Smith sang other numbers featured in the musical including Dusty’s first #1 single, “You Don’t Have To Say You Love Me,” which she produced in 1966 at the height of her success. Smith studied some of Dusty’s notable quirks for her performances. Some of the Irish Catholic school-girl awkwardness would come out in her animated arm motions, which some said were a covert method of reading lyrics she had written on her hands and forearms, as her nearsightedness would have prevented her from reading prompts. Her vision was not as bad as her stage fright however. One of her companions once said that she would smash plates before going on stage to settle her nerves.

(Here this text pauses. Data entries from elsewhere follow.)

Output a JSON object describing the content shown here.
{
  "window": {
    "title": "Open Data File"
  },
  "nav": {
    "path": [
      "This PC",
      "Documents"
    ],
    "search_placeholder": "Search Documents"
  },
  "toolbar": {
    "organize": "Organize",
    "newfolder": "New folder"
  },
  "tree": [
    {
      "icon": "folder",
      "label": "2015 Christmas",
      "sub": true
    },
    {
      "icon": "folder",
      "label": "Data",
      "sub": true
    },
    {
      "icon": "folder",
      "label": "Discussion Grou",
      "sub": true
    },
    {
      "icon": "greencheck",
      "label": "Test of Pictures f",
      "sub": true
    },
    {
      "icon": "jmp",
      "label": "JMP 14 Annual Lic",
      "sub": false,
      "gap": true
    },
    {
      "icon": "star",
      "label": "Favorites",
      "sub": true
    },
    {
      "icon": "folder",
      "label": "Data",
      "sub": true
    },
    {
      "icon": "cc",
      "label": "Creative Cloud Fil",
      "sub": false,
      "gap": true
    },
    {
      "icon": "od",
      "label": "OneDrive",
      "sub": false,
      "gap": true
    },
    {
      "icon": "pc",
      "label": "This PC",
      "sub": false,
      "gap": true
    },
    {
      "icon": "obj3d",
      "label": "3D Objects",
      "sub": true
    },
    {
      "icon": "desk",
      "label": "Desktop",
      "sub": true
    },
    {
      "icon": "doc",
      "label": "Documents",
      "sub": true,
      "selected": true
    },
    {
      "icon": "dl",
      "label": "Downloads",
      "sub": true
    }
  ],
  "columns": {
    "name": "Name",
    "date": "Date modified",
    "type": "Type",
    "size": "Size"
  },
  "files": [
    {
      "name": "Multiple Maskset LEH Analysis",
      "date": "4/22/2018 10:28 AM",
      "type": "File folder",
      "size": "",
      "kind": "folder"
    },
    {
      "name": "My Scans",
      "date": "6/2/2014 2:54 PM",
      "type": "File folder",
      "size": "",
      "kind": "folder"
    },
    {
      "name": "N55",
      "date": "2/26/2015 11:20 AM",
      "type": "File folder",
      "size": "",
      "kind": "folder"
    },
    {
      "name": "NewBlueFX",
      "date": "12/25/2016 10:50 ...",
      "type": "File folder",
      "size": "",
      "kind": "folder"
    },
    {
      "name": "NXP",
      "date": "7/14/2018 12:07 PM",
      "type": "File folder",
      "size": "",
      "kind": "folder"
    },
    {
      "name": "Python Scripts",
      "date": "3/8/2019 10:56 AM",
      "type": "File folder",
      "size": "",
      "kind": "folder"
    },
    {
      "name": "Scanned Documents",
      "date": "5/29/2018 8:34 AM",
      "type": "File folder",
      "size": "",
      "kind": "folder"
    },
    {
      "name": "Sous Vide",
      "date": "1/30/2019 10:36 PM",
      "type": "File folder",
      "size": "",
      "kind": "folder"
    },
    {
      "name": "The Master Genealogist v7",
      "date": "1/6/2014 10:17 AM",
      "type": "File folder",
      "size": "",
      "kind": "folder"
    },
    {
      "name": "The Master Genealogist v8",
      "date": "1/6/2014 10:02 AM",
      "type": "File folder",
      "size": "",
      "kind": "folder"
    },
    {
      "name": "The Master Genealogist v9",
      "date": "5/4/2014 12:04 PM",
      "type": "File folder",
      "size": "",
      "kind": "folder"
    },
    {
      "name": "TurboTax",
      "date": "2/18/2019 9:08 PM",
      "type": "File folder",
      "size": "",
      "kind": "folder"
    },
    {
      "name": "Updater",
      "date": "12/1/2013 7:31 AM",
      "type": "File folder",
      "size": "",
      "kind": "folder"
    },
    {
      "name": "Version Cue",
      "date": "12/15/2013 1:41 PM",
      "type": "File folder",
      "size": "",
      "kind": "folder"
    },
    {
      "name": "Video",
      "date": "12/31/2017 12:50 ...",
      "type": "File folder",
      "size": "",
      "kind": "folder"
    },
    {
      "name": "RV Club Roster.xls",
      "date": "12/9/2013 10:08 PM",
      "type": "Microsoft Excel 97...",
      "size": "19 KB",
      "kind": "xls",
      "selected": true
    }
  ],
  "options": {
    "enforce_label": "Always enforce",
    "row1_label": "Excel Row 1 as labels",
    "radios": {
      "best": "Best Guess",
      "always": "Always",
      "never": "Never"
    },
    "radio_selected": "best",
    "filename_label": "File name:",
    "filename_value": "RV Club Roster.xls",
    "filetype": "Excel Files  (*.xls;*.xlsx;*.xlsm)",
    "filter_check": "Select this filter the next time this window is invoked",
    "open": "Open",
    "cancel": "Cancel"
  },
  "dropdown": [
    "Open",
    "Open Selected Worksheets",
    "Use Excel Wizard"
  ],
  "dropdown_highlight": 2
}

Jonathan Vankin talked about Dusty’s significant relationships with both men and women, including photographer Faye Harris, musician Carole Pope and the abusive Teda Bracci, a man she met at an Alcoholics Anonymous meeting. She spent a long period in the 1970s living in Los Angeles where she was a notorious partier, indulging in alcohol, cocaine and Quaaludes. She was ahead of her time with her openness about sexuality; however the reception of Dusty’s openness was not warm. Her career never experienced a resurgence after a famous September 1970 interview with journalist Ray Connolly when she spoke publicly about her involvement with women:
- There’s one thing that’s always annoyed me…so many other people say I’m bent, and I’ve heard
it so many times that I’ve almost learned to accept it…Girls run after me a lot and it doesn’t upset me. It upsets me when people insinuate things that aren’t true. I couldn’t stand to be thought of as a big butch lady. But I know that I’m as perfectly capable of being swayed by a girl as by a boy. More and more people feel that way and I don’t see why I shouldn’t.
One audience member added to the narrative by sharing that Dusty partnered with Richard Carpenter after the death of his sister Karen in 1983. Check out the track they created together: “Something In Your Eyes – YouTube” – Time (Richard Carpenter), 1987
Forever Dusty runs at New World Stages with final performance on April 7.
Did you party with Dusty in LA? Share your stories with the Center family by commenting below.